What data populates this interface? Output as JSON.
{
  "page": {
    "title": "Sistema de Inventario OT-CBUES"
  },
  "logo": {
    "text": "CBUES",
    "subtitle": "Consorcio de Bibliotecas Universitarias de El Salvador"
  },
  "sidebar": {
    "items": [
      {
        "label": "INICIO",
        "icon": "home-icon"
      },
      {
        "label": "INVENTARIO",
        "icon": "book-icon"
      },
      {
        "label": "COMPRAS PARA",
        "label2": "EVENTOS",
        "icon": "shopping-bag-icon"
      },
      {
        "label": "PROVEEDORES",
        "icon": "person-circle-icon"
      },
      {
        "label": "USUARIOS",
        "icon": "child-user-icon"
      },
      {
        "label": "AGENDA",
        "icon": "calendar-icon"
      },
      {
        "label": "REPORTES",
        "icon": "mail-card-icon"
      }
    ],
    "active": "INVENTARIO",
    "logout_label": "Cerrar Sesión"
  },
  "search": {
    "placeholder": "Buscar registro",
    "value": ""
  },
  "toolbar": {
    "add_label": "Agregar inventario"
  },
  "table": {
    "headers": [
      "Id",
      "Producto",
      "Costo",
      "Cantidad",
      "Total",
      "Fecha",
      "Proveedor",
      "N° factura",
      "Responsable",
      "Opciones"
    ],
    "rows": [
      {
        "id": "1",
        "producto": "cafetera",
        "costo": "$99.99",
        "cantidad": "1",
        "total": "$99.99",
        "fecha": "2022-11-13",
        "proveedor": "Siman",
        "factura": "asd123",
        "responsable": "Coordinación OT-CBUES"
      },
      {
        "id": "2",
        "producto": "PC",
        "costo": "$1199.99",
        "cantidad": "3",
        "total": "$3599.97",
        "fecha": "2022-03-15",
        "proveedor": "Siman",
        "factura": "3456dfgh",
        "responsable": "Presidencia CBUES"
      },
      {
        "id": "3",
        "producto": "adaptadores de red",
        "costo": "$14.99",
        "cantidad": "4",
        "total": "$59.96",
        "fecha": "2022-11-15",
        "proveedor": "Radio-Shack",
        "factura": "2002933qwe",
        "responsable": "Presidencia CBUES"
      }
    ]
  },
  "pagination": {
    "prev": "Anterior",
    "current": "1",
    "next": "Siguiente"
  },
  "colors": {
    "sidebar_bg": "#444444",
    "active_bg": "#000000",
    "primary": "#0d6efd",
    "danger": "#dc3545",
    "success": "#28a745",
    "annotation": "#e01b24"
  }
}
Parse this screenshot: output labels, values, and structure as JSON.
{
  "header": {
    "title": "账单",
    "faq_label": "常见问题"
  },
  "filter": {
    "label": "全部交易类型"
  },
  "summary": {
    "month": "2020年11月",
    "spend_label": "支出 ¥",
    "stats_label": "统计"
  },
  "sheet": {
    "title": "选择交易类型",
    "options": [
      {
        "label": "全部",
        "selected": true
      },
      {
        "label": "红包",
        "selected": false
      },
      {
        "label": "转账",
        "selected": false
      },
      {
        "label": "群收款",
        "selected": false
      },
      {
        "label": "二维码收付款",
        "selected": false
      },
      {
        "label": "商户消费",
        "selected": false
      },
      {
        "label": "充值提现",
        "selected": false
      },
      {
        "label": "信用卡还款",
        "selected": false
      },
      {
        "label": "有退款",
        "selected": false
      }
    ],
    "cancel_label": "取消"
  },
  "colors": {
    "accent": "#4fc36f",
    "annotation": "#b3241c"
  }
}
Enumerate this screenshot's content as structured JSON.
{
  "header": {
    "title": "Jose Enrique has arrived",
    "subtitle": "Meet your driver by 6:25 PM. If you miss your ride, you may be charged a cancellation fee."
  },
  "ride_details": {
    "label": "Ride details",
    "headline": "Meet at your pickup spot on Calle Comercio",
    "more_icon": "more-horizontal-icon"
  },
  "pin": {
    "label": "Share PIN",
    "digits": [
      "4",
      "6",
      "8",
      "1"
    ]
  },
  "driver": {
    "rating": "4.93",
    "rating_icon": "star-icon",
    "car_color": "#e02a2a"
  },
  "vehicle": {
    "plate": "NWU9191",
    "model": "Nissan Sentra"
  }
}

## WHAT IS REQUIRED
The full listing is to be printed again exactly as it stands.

## WRITTEN SOLUTION
What data populates this interface? Output as JSON.
{
  "page": {
    "title": "Sistema de Inventario OT-CBUES"
  },
  "logo": {
    "text": "CBUES",
    "subtitle": "Consorcio de Bibliotecas Universitarias de El Salvador"
  },
  "sidebar": {
    "items": [
      {
        "label": "INICIO",
        "icon": "home-icon"
      },
      {
        "label": "INVENTARIO",
        "icon": "book-icon"
      },
      {
        "label": "COMPRAS PARA",
        "label2": "EVENTOS",
        "icon": "shopping-bag-icon"
      },
      {
        "label": "PROVEEDORES",
        "icon": "person-circle-icon"
      },
      {
        "label": "USUARIOS",
        "icon": "child-user-icon"
      },
      {
        "label": "AGENDA",
        "icon": "calendar-icon"
      },
      {
        "label": "REPORTES",
        "icon": "mail-card-icon"
      }
    ],
    "active": "INVENTARIO",
    "logout_label": "Cerrar Sesión"
  },
  "search": {
    "placeholder": "Buscar registro",
    "value": ""
  },
  "toolbar": {
    "add_label": "Agregar inventario"
  },
  "table": {
    "headers": [
      "Id",
      "Producto",
      "Costo",
      "Cantidad",
      "Total",
      "Fecha",
      "Proveedor",
      "N° factura",
      "Responsable",
      "Opciones"
    ],
    "rows": [
      {
        "id": "1",
        "producto": "cafetera",
        "costo": "$99.99",
        "cantidad": "1",
        "total": "$99.99",
        "fecha": "2022-11-13",
        "proveedor": "Siman",
        "factura": "asd123",
        "responsable": "Coordinación OT-CBUES"
      },
      {
        "id": "2",
        "producto": "PC",
        "costo": "$1199.99",
        "cantidad": "3",
        "total": "$3599.97",
        "fecha": "2022-03-15",
        "proveedor": "Siman",
        "factura": "3456dfgh",
        "responsable": "Presidencia CBUES"
      },
      {
        "id": "3",
        "producto": "adaptadores de red",
        "costo": "$14.99",
        "cantidad": "4",
        "total": "$59.96",
        "fecha": "2022-11-15",
        "proveedor": "Radio-Shack",
        "factura": "2002933qwe",
        "responsable": "Presidencia CBUES"
      }
    ]
  },
  "pagination": {
    "prev": "Anterior",
    "current": "1",
    "next": "Siguiente"
  },
  "colors": {
    "sidebar_bg": "#444444",
    "active_bg": "#000000",
    "primary": "#0d6efd",
    "danger": "#dc3545",
    "success": "#28a745",
    "annotation": "#e01b24"
  }
}
Parse this screenshot: output labels, values, and structure as JSON.
{
  "header": {
    "title": "账单",
    "faq_label": "常见问题"
  },
  "filter": {
    "label": "全部交易类型"
  },
  "summary": {
    "month": "2020年11月",
    "spend_label": "支出 ¥",
    "stats_label": "统计"
  },
  "sheet": {
    "title": "选择交易类型",
    "options": [
      {
        "label": "全部",
        "selected": true
      },
      {
        "label": "红包",
        "selected": false
      },
      {
        "label": "转账",
        "selected": false
      },
      {
        "label": "群收款",
        "selected": false
      },
      {
        "label": "二维码收付款",
        "selected": false
      },
      {
        "label": "商户消费",
        "selected": false
      },
      {
        "label": "充值提现",
        "selected": false
      },
      {
        "label": "信用卡还款",
        "selected": false
      },
      {
        "label": "有退款",
        "selected": false
      }
    ],
    "cancel_label": "取消"
  },
  "colors": {
    "accent": "#4fc36f",
    "annotation": "#b3241c"
  }
}
Enumerate this screenshot's content as structured JSON.
{
  "header": {
    "title": "Jose Enrique has arrived",
    "subtitle": "Meet your driver by 6:25 PM. If you miss your ride, you may be charged a cancellation fee."
  },
  "ride_details": {
    "label": "Ride details",
    "headline": "Meet at your pickup spot on Calle Comercio",
    "more_icon": "more-horizontal-icon"
  },
  "pin": {
    "label": "Share PIN",
    "digits": [
      "4",
      "6",
      "8",
      "1"
    ]
  },
  "driver": {
    "rating": "4.93",
    "rating_icon": "star-icon",
    "car_color": "#e02a2a"
  },
  "vehicle": {
    "plate": "NWU9191",
    "model": "Nissan Sentra"
  }
}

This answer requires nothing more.